In the end, Catholicism is holding her own, and even growing on a worldwide basis. We do not grow by defining ourselves. Our only hope and prayer is to remain faith to the gospel in season and out of season.
One of his commenters named “Moctavius” says, Nothing says, “I’m on the wrong side of history,” quite like a loyalty oath.
Well Mactavius may have pronounced an end to the Church, or to her influence, but he will do well to consider that the Church has outlived all her opponents and confounded the predictions of all who have announced her demise. Where is Caesar, where is Napoleon, where is the Soviet Socialist Republic? Movements too have come and gone, some remain and recast themselves as “something new” but are really just the same old tired heresies. You think you have a new idea, go back and see how the Greeks put it.
But through it all the Church has remained. She has outlived every enemy and every movement. And though her numbers may rise and fall, she is, by God’s promise, indefectible.
So pronounce away Mactavius, but the Church is not on the wrong side of history, she IS history.
And to the “Friendly Atheist,” and to all who think the Church should learn to “tow the line” and come into conformity with “modern” (actually old, rehashed) thinking, I am mindful of a saying of Jesus:
Jesus Said, “To what can I compare this generation? They are like children sitting in the marketplaces and calling out to others: “‘We played the flute for you, and you did not dance; we sang a dirge, and you did not mourn.’ For John came neither eating nor drinking, and they say, ‘He has a demon.’ The Son of Man came eating and drinking, and they say, ‘Here is a glutton and a drunkard, a friend of tax collectors and “sinners.”’ But time will prove where wisdom is” (Matt 11:17-19)
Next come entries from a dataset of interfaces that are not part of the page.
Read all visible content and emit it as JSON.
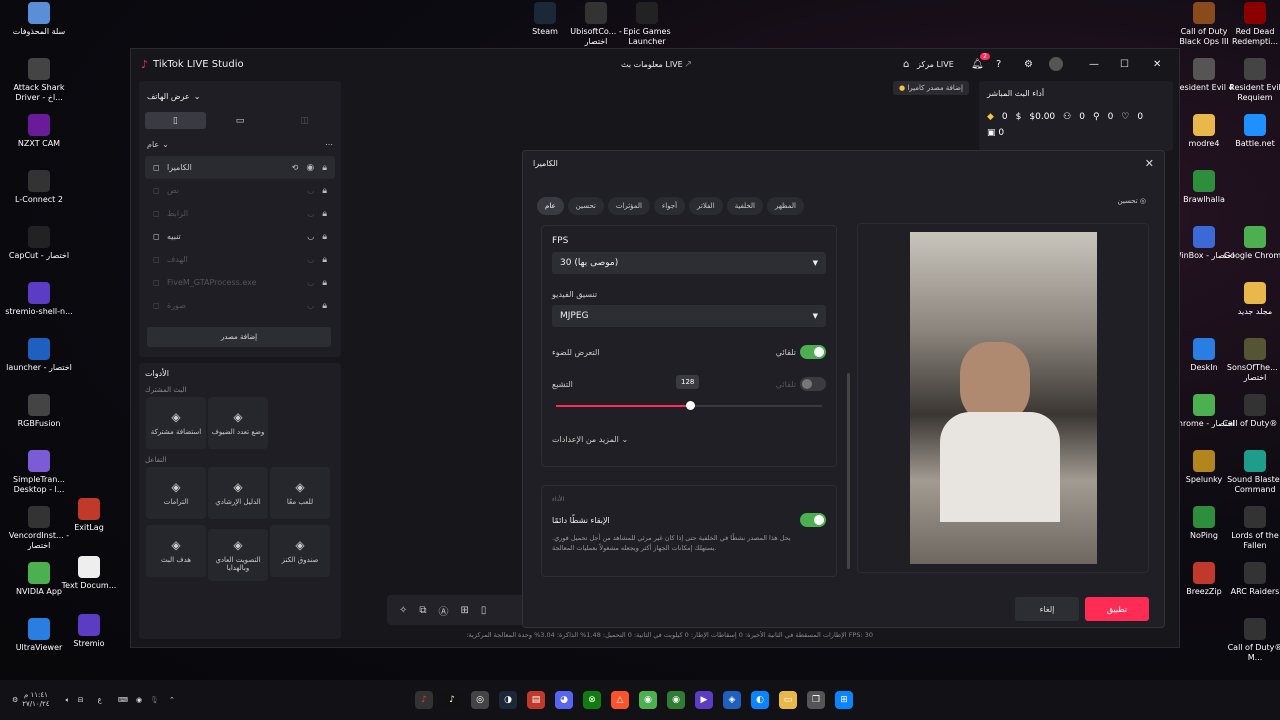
{
  "desktop_left": [
    {
      "label": "سلة المحذوفات",
      "icon": "recycle-bin-icon",
      "color": "#5a8fd8"
    },
    {
      "label": "Attack Shark Driver - اخ...",
      "icon": "shark-icon",
      "color": "#444"
    },
    {
      "label": "NZXT CAM",
      "icon": "nzxt-icon",
      "color": "#6a1b9a"
    },
    {
      "label": "L-Connect 2",
      "icon": "lconnect-icon",
      "color": "#333"
    },
    {
      "label": "CapCut - اختصار",
      "icon": "capcut-icon",
      "color": "#222"
    },
    {
      "label": "stremio-shell-n...",
      "icon": "stremio-icon",
      "color": "#5b3cc4"
    },
    {
      "label": "launcher - اختصار",
      "icon": "launcher-icon",
      "color": "#1e5fbf"
    },
    {
      "label": "RGBFusion",
      "icon": "rgbfusion-icon",
      "color": "#444"
    },
    {
      "label": "SimpleTran... Desktop - ا...",
      "icon": "simpletrans-icon",
      "color": "#7b5cd6"
    },
    {
      "label": "VencordInst... - اختصار",
      "icon": "vencord-icon",
      "color": "#333"
    },
    {
      "label": "NVIDIA App",
      "icon": "nvidia-icon",
      "color": "#4caf50"
    },
    {
      "label": "UltraViewer",
      "icon": "ultraviewer-icon",
      "color": "#2a7de1"
    }
  ],
  "desktop_col2": [
    {
      "label": "ExitLag",
      "icon": "exitlag-icon",
      "color": "#c0392b"
    },
    {
      "label": "Text Docum...",
      "icon": "text-document-icon",
      "color": "#eee"
    },
    {
      "label": "Stremio",
      "icon": "stremio-icon",
      "color": "#5b3cc4"
    }
  ],
  "desktop_top": [
    {
      "label": "Steam",
      "icon": "steam-icon",
      "color": "#1b2838"
    },
    {
      "label": "UbisoftCo... - اختصار",
      "icon": "ubisoft-icon",
      "color": "#333"
    },
    {
      "label": "Epic Games Launcher",
      "icon": "epic-icon",
      "color": "#222"
    }
  ],
  "desktop_right1": [
    {
      "label": "Call of Duty Black Ops III",
      "icon": "cod-icon",
      "color": "#8a4b1c"
    },
    {
      "label": "Resident Evil 4",
      "icon": "re4-icon",
      "color": "#555"
    },
    {
      "label": "modre4",
      "icon": "folder-icon",
      "color": "#e8b84a"
    },
    {
      "label": "Brawlhalla",
      "icon": "brawlhalla-icon",
      "color": "#2d8f3c"
    },
    {
      "label": "WinBox - اختصار",
      "icon": "winbox-icon",
      "color": "#3b6ad6"
    },
    {
      "label": "",
      "icon": "blank",
      "color": "transparent"
    },
    {
      "label": "DeskIn",
      "icon": "deskin-icon",
      "color": "#2a7de1"
    },
    {
      "label": "chrome - اختصار",
      "icon": "chrome-icon",
      "color": "#4caf50"
    },
    {
      "label": "Spelunky",
      "icon": "spelunky-icon",
      "color": "#b3861d"
    },
    {
      "label": "NoPing",
      "icon": "noping-icon",
      "color": "#2d8f3c"
    },
    {
      "label": "BreezZip",
      "icon": "breezzip-icon",
      "color": "#c0392b"
    }
  ],
  "desktop_right2": [
    {
      "label": "Red Dead Redempti...",
      "icon": "rdr-icon",
      "color": "#8b0000"
    },
    {
      "label": "Resident Evil Requiem",
      "icon": "re-requiem-icon",
      "color": "#444"
    },
    {
      "label": "Battle.net",
      "icon": "battlenet-icon",
      "color": "#1e90ff"
    },
    {
      "label": "",
      "icon": "blank",
      "color": "transparent"
    },
    {
      "label": "Google Chrome",
      "icon": "chrome-icon",
      "color": "#4caf50"
    },
    {
      "label": "مجلد جديد",
      "icon": "folder-icon",
      "color": "#e8b84a"
    },
    {
      "label": "SonsOfThe... - اختصار",
      "icon": "sonsoftheforest-icon",
      "color": "#553"
    },
    {
      "label": "Call of Duty® ...",
      "icon": "cod-icon",
      "color": "#333"
    },
    {
      "label": "Sound Blaster Command",
      "icon": "soundblaster-icon",
      "color": "#1e9e8a"
    },
    {
      "label": "Lords of the Fallen",
      "icon": "lotf-icon",
      "color": "#333"
    },
    {
      "label": "ARC Raiders",
      "icon": "arc-icon",
      "color": "#333"
    },
    {
      "label": "Call of Duty® M...",
      "icon": "cod-icon",
      "color": "#333"
    }
  ],
  "app": {
    "title": "TikTok LIVE Studio",
    "center_title": "معلومات بث LIVE",
    "live_center": "مركز LIVE",
    "notif_count": "2",
    "scene_title": "عرض الهاتف",
    "scene_group": "عام",
    "sources": [
      {
        "label": "الكاميرا",
        "dim": false
      },
      {
        "label": "نص",
        "dim": true
      },
      {
        "label": "الرابط",
        "dim": true
      },
      {
        "label": "تنبيه",
        "dim": false
      },
      {
        "label": "الهدف",
        "dim": true
      },
      {
        "label": "FiveM_GTAProcess.exe",
        "dim": true
      },
      {
        "label": "صورة",
        "dim": true
      }
    ],
    "add_source": "إضافة مصدر",
    "tools_title": "الأدوات",
    "shared_live": "البث المشترك",
    "tools_row1": [
      {
        "label": "استضافة مشتركة",
        "icon": "link-icon"
      },
      {
        "label": "وضع تعدد الضيوف",
        "icon": "multi-guest-icon"
      }
    ],
    "interaction": "التفاعل",
    "tools_row2": [
      {
        "label": "الترامات",
        "icon": "user-icon"
      },
      {
        "label": "الدليل الإرشادي",
        "icon": "guide-icon"
      },
      {
        "label": "للعب معًا",
        "icon": "play-icon"
      }
    ],
    "tools_row3": [
      {
        "label": "هدف البث",
        "icon": "target-icon"
      },
      {
        "label": "التصويت العادي وبالهدايا",
        "icon": "vote-icon"
      },
      {
        "label": "صندوق الكنز",
        "icon": "treasure-icon"
      }
    ],
    "add_camera_hint": "إضافة مصدر كاميرا",
    "stats_title": "أداء البث المباشر",
    "stats": [
      "0",
      "$0.00",
      "0",
      "0",
      "0",
      "0"
    ],
    "status_bar": "FPS: 30   الإطارات المسقطة في الثانية الأخيرة: 0   إسقاطات الإطار: 0   كيلوبت في الثانية: 0   التحميل: 1.48%   الذاكرة: 3.04%   وحدة المعالجة المركزية:"
  },
  "modal": {
    "title": "الكاميرا",
    "tabs": [
      "عام",
      "تحسين",
      "المؤثرات",
      "أجواء",
      "الفلاتر",
      "الخلفية",
      "المظهر"
    ],
    "enhance": "تحسين",
    "fps_label": "FPS",
    "fps_value": "30 (موصى بها)",
    "format_label": "تنسيق الفيديو",
    "format_value": "MJPEG",
    "exposure_label": "التعرض للضوء",
    "auto_label": "تلقائي",
    "saturation_label": "التشبع",
    "auto_label_off": "تلقائي",
    "slider_value": "128",
    "more_settings": "المزيد من الإعدادات",
    "perf_section": "الأداء",
    "keep_active_label": "الإبقاء نشطًا دائمًا",
    "keep_active_desc": "يحل هذا المصدر نشطًا في الخلفية حتى إذا كان غير مرئي للمشاهد من أجل تحميل فوري. يستهلك إمكانات الجهاز أكثر ويجعله مشغولاً بعمليات المعالجة.",
    "cancel": "إلغاء",
    "apply": "تطبيق"
  },
  "tray": {
    "time": "١١:٤١ م",
    "date": "٢٧/١٠/٢٤"
  }
}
Yes, wisdom is proved true by her works and by her lasting vindication in the parade of erroneous or foolish ideas.